In the two-dimensional-art category, Kerrisa Reader’s chalk pastel “Mary of the Pietá” is a nice interpretation of the female figure’s face from Michelangelo’s famous sculpture. Reader manages to suggest both the softness of the woman’s skin and her garments while also conjuring the density of the original work’s marble. A delicate balance of textures.

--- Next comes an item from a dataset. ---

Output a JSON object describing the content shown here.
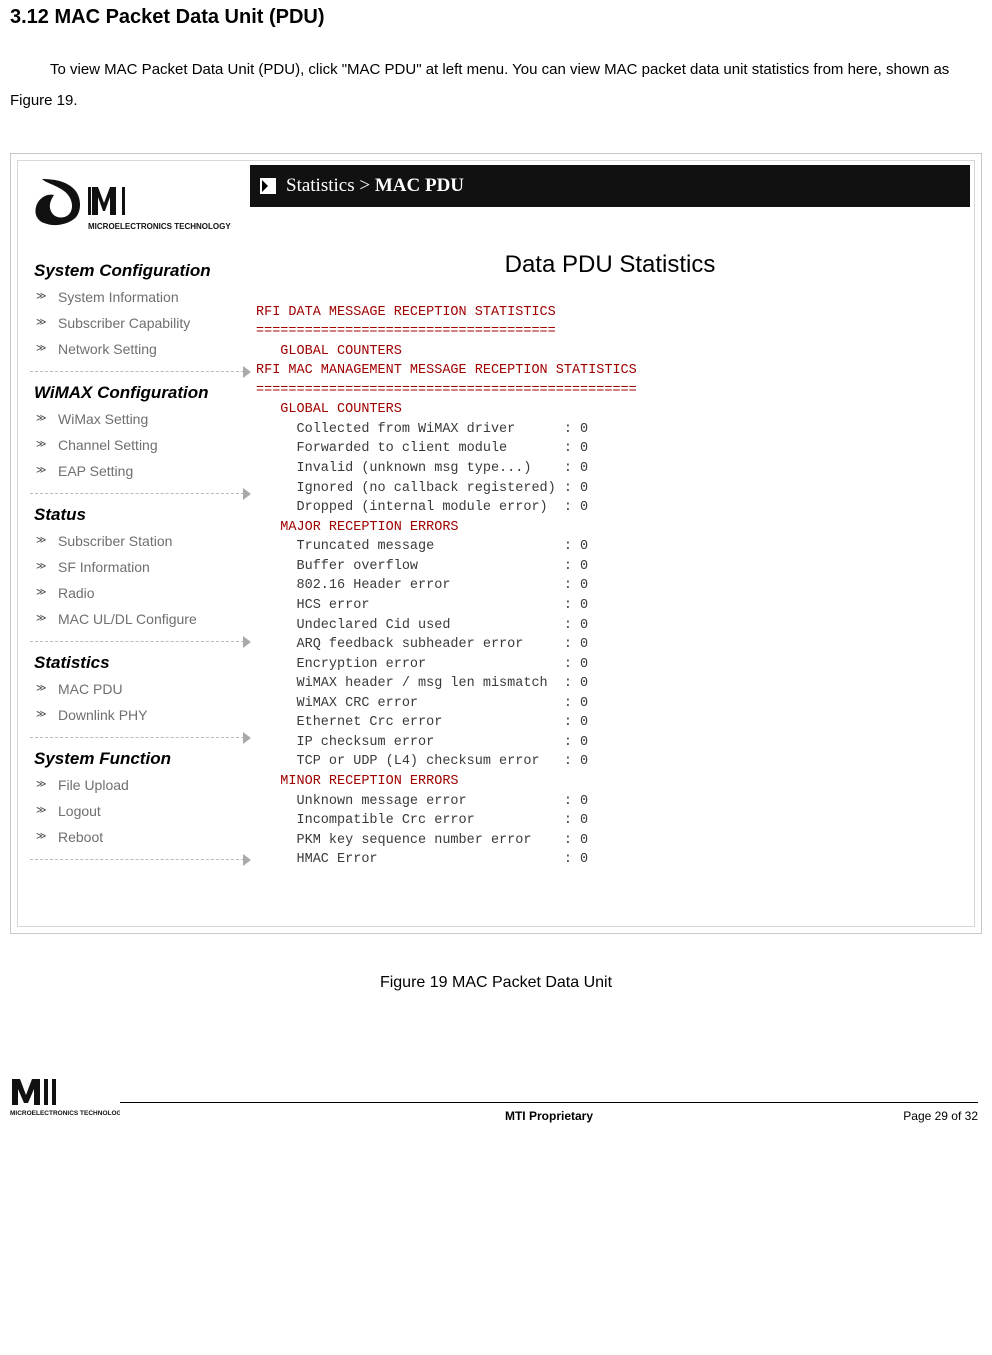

Third-place winner in 2-D art is Christal Walker’s black-and-white photo piece, “Self-Portrait Triptych.” The three-sectioned work hovers slightly above the heads of observers in the gallery, which is probably appropriate since “triptychs” tend to have religious significance. A small-case letter “i” occupies the first otherwise transparent sheet, a portrait of presumably the artist in sunglasses against the brick of what looks like a church in the middle (the largest of the three) section, and, in close-up, the artist’s eyes gaze frankly into the viewer’s from the final section. Spread across the three is a prose poem of sorts, reminiscent of those repetitious, spell-like ancient Celtic pieces wherein the speaker describes what she is, and yet the observer is left somehow with a greater mystery.
There are many other works—paintings, ceramic pieces, photographs, and so on—also worth some serious contemplation; however, space here won’t permit a detailed study of them all. I will close by stating that I laughed out loud and often during Marcus Ginduroz’ computer-animated "Who’s Your Daddy?"—a white trash talk/game-show described entirely with computer animated characters and backgrounds. It wasn’t state-of-the-art, but it was well done.